*HOW TO COMPLETE THIS TASK*. Please write out all of the records below exactly as they appear.

*EXERCISE MATERIAL*.
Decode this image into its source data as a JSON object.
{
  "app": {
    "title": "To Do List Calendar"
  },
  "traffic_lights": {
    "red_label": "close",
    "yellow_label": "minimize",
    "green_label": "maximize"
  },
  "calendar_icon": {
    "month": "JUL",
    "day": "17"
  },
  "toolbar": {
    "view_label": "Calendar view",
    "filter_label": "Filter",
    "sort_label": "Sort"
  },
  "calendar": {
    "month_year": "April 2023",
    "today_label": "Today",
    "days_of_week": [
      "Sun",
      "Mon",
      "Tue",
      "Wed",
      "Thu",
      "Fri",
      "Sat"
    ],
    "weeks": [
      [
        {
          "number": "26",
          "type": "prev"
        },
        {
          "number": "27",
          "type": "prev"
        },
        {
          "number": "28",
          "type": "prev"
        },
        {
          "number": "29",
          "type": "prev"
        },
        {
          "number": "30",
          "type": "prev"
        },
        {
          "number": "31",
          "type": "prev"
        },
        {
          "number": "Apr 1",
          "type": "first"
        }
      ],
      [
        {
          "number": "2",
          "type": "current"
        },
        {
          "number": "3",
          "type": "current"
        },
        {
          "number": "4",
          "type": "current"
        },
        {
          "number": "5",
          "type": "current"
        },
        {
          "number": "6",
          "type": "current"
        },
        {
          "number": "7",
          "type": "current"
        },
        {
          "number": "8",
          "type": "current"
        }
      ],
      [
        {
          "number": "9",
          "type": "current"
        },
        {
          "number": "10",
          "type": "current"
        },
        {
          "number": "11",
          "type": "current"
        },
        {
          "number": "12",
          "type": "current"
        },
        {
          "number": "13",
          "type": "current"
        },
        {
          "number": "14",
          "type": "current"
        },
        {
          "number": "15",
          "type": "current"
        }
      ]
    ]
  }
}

*ANSWER TO THE PROBLEM*.
Decode this image into its source data as a JSON object.
{
  "app": {
    "title": "To Do List Calendar"
  },
  "traffic_lights": {
    "red_label": "close",
    "yellow_label": "minimize",
    "green_label": "maximize"
  },
  "calendar_icon": {
    "month": "JUL",
    "day": "17"
  },
  "toolbar": {
    "view_label": "Calendar view",
    "filter_label": "Filter",
    "sort_label": "Sort"
  },
  "calendar": {
    "month_year": "April 2023",
    "today_label": "Today",
    "days_of_week": [
      "Sun",
      "Mon",
      "Tue",
      "Wed",
      "Thu",
      "Fri",
      "Sat"
    ],
    "weeks": [
      [
        {
          "number": "26",
          "type": "prev"
        },
        {
          "number": "27",
          "type": "prev"
        },
        {
          "number": "28",
          "type": "prev"
        },
        {
          "number": "29",
          "type": "prev"
        },
        {
          "number": "30",
          "type": "prev"
        },
        {
          "number": "31",
          "type": "prev"
        },
        {
          "number": "Apr 1",
          "type": "first"
        }
      ],
      [
        {
          "number": "2",
          "type": "current"
        },
        {
          "number": "3",
          "type": "current"
        },
        {
          "number": "4",
          "type": "current"
        },
        {
          "number": "5",
          "type": "current"
        },
        {
          "number": "6",
          "type": "current"
        },
        {
          "number": "7",
          "type": "current"
        },
        {
          "number": "8",
          "type": "current"
        }
      ],
      [
        {
          "number": "9",
          "type": "current"
        },
        {
          "number": "10",
          "type": "current"
        },
        {
          "number": "11",
          "type": "current"
        },
        {
          "number": "12",
          "type": "current"
        },
        {
          "number": "13",
          "type": "current"
        },
        {
          "number": "14",
          "type": "current"
        },
        {
          "number": "15",
          "type": "current"
        }
      ]
    ]
  }
}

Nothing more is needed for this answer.